Any proposals that are not current frozen grants (i.e., DAC or loan projects) DO NEED TO APPLY and be put on a priority list. This list is generated from the State Water Board’s Financial Assistance Application Submittal Tool (FAAST), so applicants need to go to that website https://faast.waterboards.ca.gov/ and fill out an application. The State Board plans to generate a preliminary priority list for the LOAN applications on March 30 and a final list by the end of June, after public comment and State Board approval.

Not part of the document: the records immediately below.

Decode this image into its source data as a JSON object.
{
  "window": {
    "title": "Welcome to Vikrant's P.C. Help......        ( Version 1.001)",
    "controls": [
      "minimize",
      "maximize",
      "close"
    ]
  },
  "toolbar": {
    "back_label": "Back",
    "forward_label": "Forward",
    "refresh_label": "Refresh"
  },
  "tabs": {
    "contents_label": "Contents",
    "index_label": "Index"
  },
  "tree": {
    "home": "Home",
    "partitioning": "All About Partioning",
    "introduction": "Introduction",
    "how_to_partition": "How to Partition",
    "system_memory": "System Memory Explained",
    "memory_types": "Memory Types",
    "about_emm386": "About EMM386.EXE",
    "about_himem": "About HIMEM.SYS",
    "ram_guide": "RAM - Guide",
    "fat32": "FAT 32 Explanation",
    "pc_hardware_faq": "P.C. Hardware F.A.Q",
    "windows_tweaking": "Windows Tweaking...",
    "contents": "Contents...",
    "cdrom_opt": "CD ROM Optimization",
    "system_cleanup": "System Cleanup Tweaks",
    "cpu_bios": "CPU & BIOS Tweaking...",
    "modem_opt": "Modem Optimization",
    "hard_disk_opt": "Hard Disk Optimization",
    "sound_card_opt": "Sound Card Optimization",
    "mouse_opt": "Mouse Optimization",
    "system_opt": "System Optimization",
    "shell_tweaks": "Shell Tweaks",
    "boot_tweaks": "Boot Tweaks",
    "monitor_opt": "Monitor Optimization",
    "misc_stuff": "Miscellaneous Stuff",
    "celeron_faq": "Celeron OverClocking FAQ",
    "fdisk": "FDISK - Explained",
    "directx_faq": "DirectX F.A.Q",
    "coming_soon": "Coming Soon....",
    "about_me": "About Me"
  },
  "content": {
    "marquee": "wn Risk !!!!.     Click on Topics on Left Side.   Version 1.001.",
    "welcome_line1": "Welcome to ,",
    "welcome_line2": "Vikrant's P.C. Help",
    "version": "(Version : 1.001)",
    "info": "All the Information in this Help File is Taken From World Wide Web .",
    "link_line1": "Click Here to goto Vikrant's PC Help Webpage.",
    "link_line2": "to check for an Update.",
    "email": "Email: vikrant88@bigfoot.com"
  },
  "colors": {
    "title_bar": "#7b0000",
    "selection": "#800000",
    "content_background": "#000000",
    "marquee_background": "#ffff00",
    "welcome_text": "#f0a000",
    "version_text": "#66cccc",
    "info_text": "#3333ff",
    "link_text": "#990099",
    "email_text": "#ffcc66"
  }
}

The timeline for DAC/green infrastructure projects (GRANTS) is to have a final list by July 18th. The State Board’s current proposal for disadvantaged communities defines those as communities with median household income less than 80% of statewide MHI. Our understanding is that communities in the Bay Area rarely meet this income threshold. So if the State Board allocates grants as proposed, the current proposal would not allocate many grant funds to new projects in our area. However, it is not entirely clear how communities will be defined (parts of cities, etc.) so it is possible projects in the Bay Area could receive funding.

This pot of money is also targeted toward green infrastructure projects, as at least 20% of the ARRA funds must be spent this way — however, the 20% could also come from loan projects. Although much of the ARRA is focused on “shovel-ready” construction and job creation, other projects that meet state nonpoint source criteria may be eligible. Also, percentages may change depending on how many DAC projects actually apply. Therefore, applicants for non-DAC grant projects should consider applying for these grants in order to be on the list if they become eligible.

Note that there are no matching requirements for these stimulus funds and that non-profit organizations may apply — this is a change from previous SRF criteria.

State Board staff expects many comments on their proposal, so any or all of this could presumably change after the Board hearing next Tuesday.

NOAA Stimulus Funds

National Oceanic and Atmospheric Administration is seeking proposals for up to $170 million nationwide for coastal habitat restoration projects under the ARRA with an application date of April 6th. They are seeking very large projects, in the $1-10 million range, and they are highly competitive.

Therefore, if you are involved in a project that fits the criteria, you probably are already on top of this through the SF Bay Joint Venture, South Bay Salt Ponds, or other endeavors, but if you want more information, you can find it at http://www.nmfs.noaa.gov/habitat/recovery/